As Twain explains in an afterword, this was originally planned as a farce about the twins, but other characters took over the story, and their tragic tale did not work with the humor, so Twain took the farce out and made the book more about Roxy and her son. Elements of the farce became his short story “Those Extraordinary Twins,” also in the first edition, but not read by me. There are difficult elements to the book, even though Twain was making valid satirical points, but I enjoyed it and recommend it.
This is the second in a series of mysteries for young readers that revolve around famous artists and their work, it’s a sequel to her Chasing Vermeer. In that book, residents of Hyde Park, Chicago and classmates Calder Pillay and Petra Andalee solve the mystery of a missing painting by Vermeer and become friends in the process.
In this book, Calder and Petra are joined by Tommy Segovia, another friend of Calder who has been away from Hyde Park for a while, and is now back. The three are told by their teacher, Mrs. Hussey about plans to demolish a famous architectural landmark in their neighborhood, the Robie House, one of designer Frank Lloyd Wright’s favorite projects, now in financial trouble. A plan has been made to divide up the house into sections and ship them to museums around the world that can exhibit them, but Mrs. Hussey, and soon her students, find this a horrible idea. The class is soon on a visit to the house, and while there, strange things began happening to the three protagonists. It almost seems as if the house itself is asking them for help.

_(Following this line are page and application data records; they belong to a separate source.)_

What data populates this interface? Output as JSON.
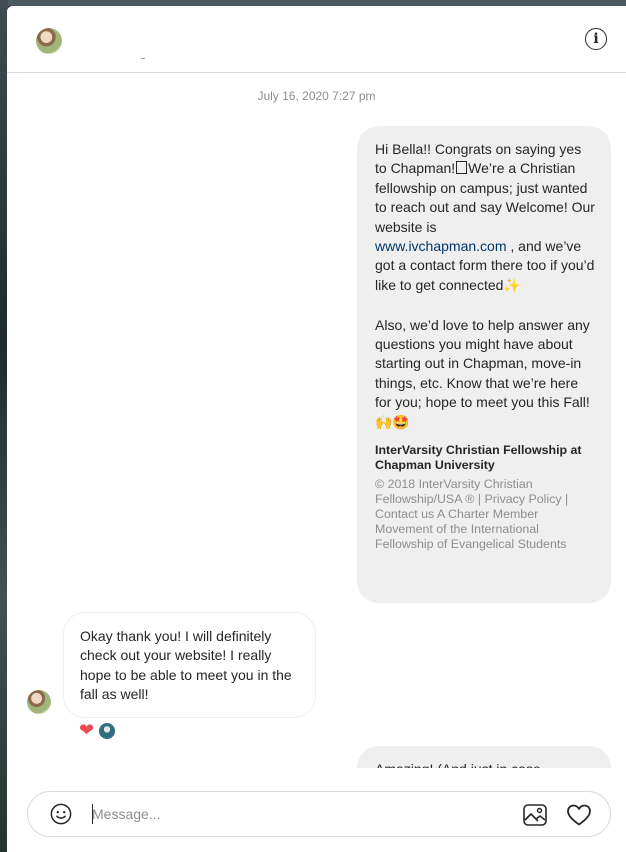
{
  "header": {
    "contact_avatar": "contact-avatar",
    "info_icon": "i"
  },
  "thread": {
    "timestamp": "July 16, 2020 7:27 pm",
    "outgoing_message": {
      "line1_pre": "Hi Bella!! Congrats on saying yes to Chapman!",
      "line1_post": "We’re a Christian fellowship on campus; just wanted to reach out and say Welcome! Our website is",
      "link": "www.ivchapman.com",
      "after_link": " , and we’ve got a contact form there too if you’d like to get connected",
      "sparkle": "✨",
      "paragraph2": "Also, we’d love to help answer any questions you might have about starting out in Chapman, move-in things, etc. Know that we’re here for you; hope to meet you this Fall!",
      "emojis": "🙌🤩",
      "preview_title": "InterVarsity Christian Fellowship at Chapman University",
      "preview_description": "© 2018 InterVarsity Christian Fellowship/USA ® | Privacy Policy | Contact us A Charter Member Movement of the International Fellowship of Evangelical Students"
    },
    "incoming_message": {
      "text": "Okay thank you! I will definitely check out your website! I really hope to be able to meet you in the fall as well!",
      "reaction": "❤"
    },
    "partial_message": {
      "text": "Amazing! (And just in case"
    }
  },
  "composer": {
    "placeholder": "Message...",
    "emoji_icon": "smiley-icon",
    "image_icon": "image-icon",
    "like_icon": "heart-icon"
  }
}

Part of the fun of this book is the exploration of Frank Lloyd Wright’s work on the house and in general, part is the strange and sometime dangerous adventures the three children have trying to save the Robie House from destruction and from art thieves, and part is the dynamics of their friendship. Tommy and Petra do not like each other, though they both like Calder, who is caught in the middle trying to please both. Each of the children has flaws, but each also has special talents and insights useful for their investigation. Mrs. Hussey plays a role, as does their elderly friend Mrs. Sharpe, their parents, and even Tommy’s pet goldfish whose bowl is used to hide an important artifact. Before the end, the children are trapped inside the Robie House with men who want to kill them, leading to a suspenseful pursuit.